Court Hall Remembers . . .

Court vs. the Mild-Mannered Stranger

Court Hall Remembers---
(Recollections of Jackson County Sporting Events by Veteran Sportsman.)
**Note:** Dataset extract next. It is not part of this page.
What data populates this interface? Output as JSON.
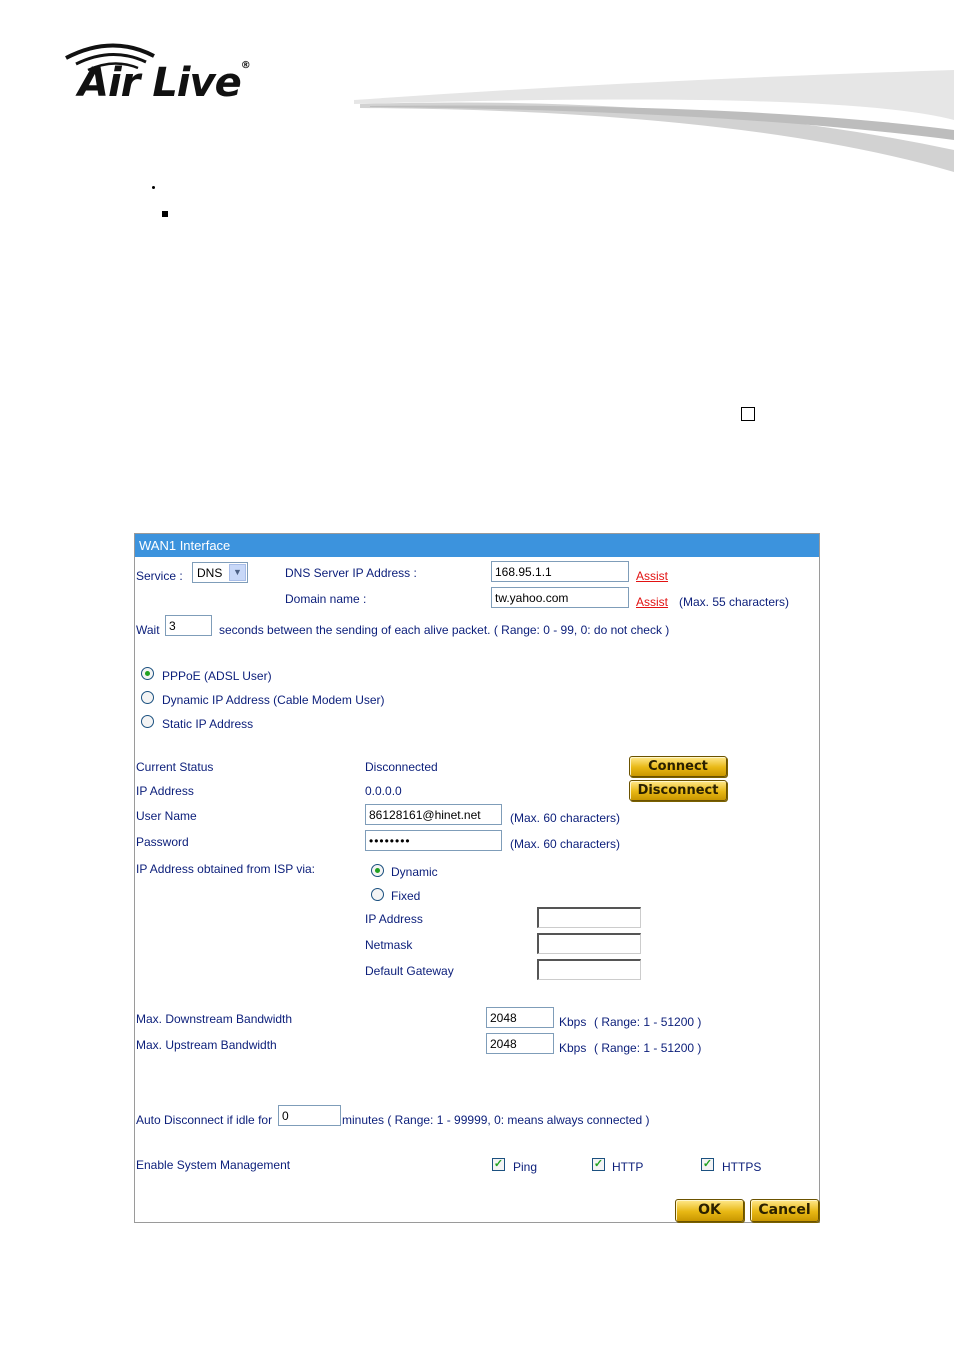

    About thirty-six years ago I met a small clerical-looking man with whiskers on the street of Central Point. I really at first thought he was a minister of the gospel; in fact he had such a kind look that I immediately took a great liking to him. After a few minutes' conversation he began to talk life insurance and plainly instilled in my mind that insurance was his regular business. Shortly he proposed to have a little game of poker in a nearby place for a cigar. Being somewhat egotistical about my own poker playing, I readily accepted the challenge. After winning a couple of cigars off me, the meek-looking individual sitting opposite proposed playing for one dollar per stack and, not daunted over the loss of a couple of cigars, I accepted the change of stakes. At the close of the game I was some fifteen dollars loser; the stranger commented on my hard luck and bid me a friendly adieu. In a few days he was back again. I was naturally anxious to get even, so at it again we went. This time he picked me for thirty-five dollars, and then gave me his usual friendly goodbye.
    After the gentleman had left, I got to thinking of the unusual plays that came up. Every time I had a good hand he would lay down; every time I made a bluff he would call--especially on his deal. By this time I knew I was getting the works and was anxious for his return in order to give me an opportunity to try and find out in what manner I was getting cheated. I was sure the pious-looking stranger thought he had a good thing and would soon return, and he sure did. I had made up my mind to play very careful, but it was not long until a play came up when we each had sixty dollars in the pot, when I suddenly put my left hand on the money and walked around the table and says, "Let me see that thing you are using on me." When I got around to his chair I noticed that he held his knees close together. I pulled them apart, and there lay a little mirror, about two by three inches in size, on his chair. I said, "Why did you do that to me?" He said, "I thought I would pluck the goose as long as she kept laying the golden eggs."
    Needless to say I kept the large pot, which made me more than even. I also kept the mirror as a memento.
    This meek-looking individual told me he practiced fifteen years before he could deal perfect with the mirror. In dealing he would draw the card towards him far enough and over the edge of the table to catch the denomination of the cards. Anything unusual about his dealing was not discernible to the average player. Some fifteen years after this I came back from a fishing trip and found this same man playing a game of poker with a friend of mine. He no more than saw me when he quit the game and took the first train out of Medford.
Medford Mail Tribune, March 2, 1930, page 7

Last revised September 2, 2009